"Embodying experience: a video-based examination of visitors' conduct and interaction in museums" (Dirk von Lehn, European Journal of Marketing , Vol. 40 No. 11/12) uses this technique in relation to videos of people's behaviour in museums.

Analytic induction

This involves rigorous testing of a hypothesis.
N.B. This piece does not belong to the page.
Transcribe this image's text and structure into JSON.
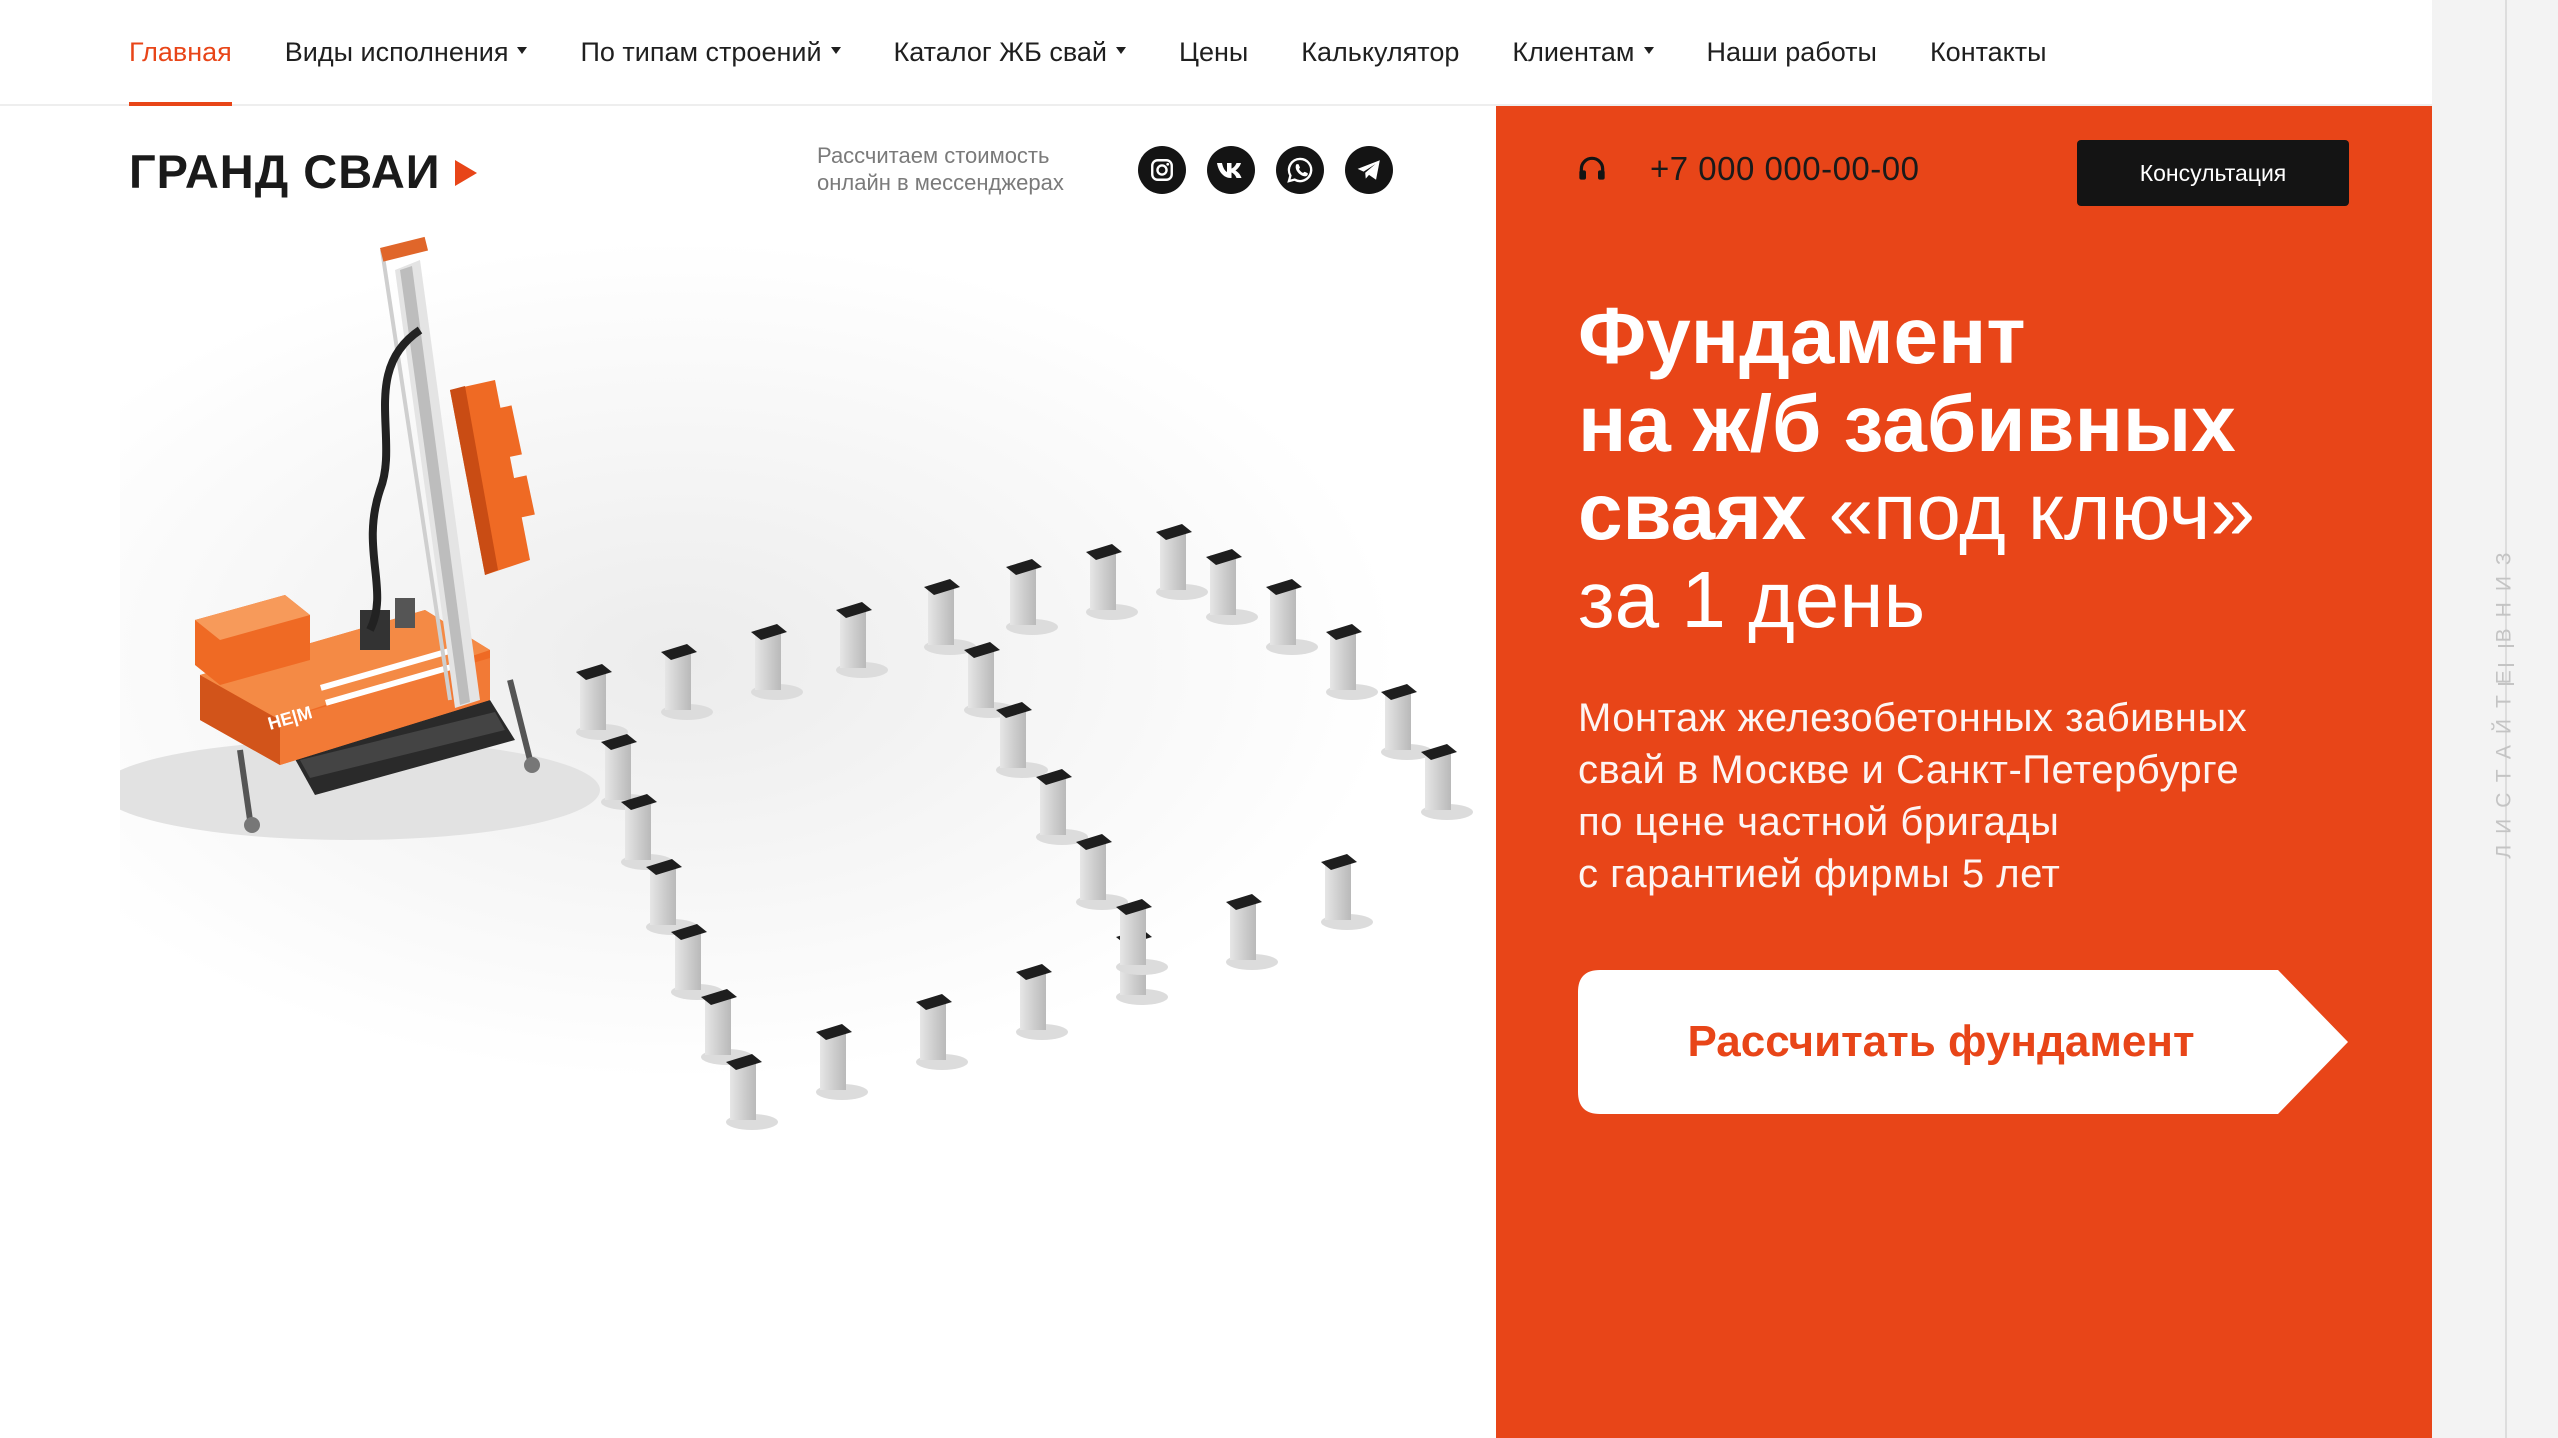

As such, its importance in qualitative research is that it can increase rigour, and is therefore valuable in theory building.


Useful accounts of this method are found in:

"Towards rigour in action research: a case study in marketing planning" (Hugh N. Wilson, European Journal of Marketing , Vol. 38 No. 3/4) – see "The promise of analytic induction in action research" section.

"Towards a map of marketing information systems: an inductive study" (Daniel et al.European Journal of Marketing , Vol. 37 No. 5/6).


A method which looks at the culturally determined meaning encoded in signs and symbols.


"Thinking the thoughts they do: symbolism and meaning in the consumer experience of the 'British pub'" (Clarke et al.Qualitative Market Research: An International Journal , Vol. 1 No. 3) describes this approach and its use in consumer research.


A method, originally developed to study the Bible, used to analyse texts, often used to examine documents in general.


"Metaphorical mediation of organizational change across space and time" (Jeff Waistell, Journal of Organizational Change Management , Vol. 19 No. 5) provides a description of this method and its use to study texts.

"Hermeneutics as a bridge between the modern and the postmodern in library and information science" (Joacim Hansson, Journal of Documentation, Vol. 61 No. 1) describes its role in LIS.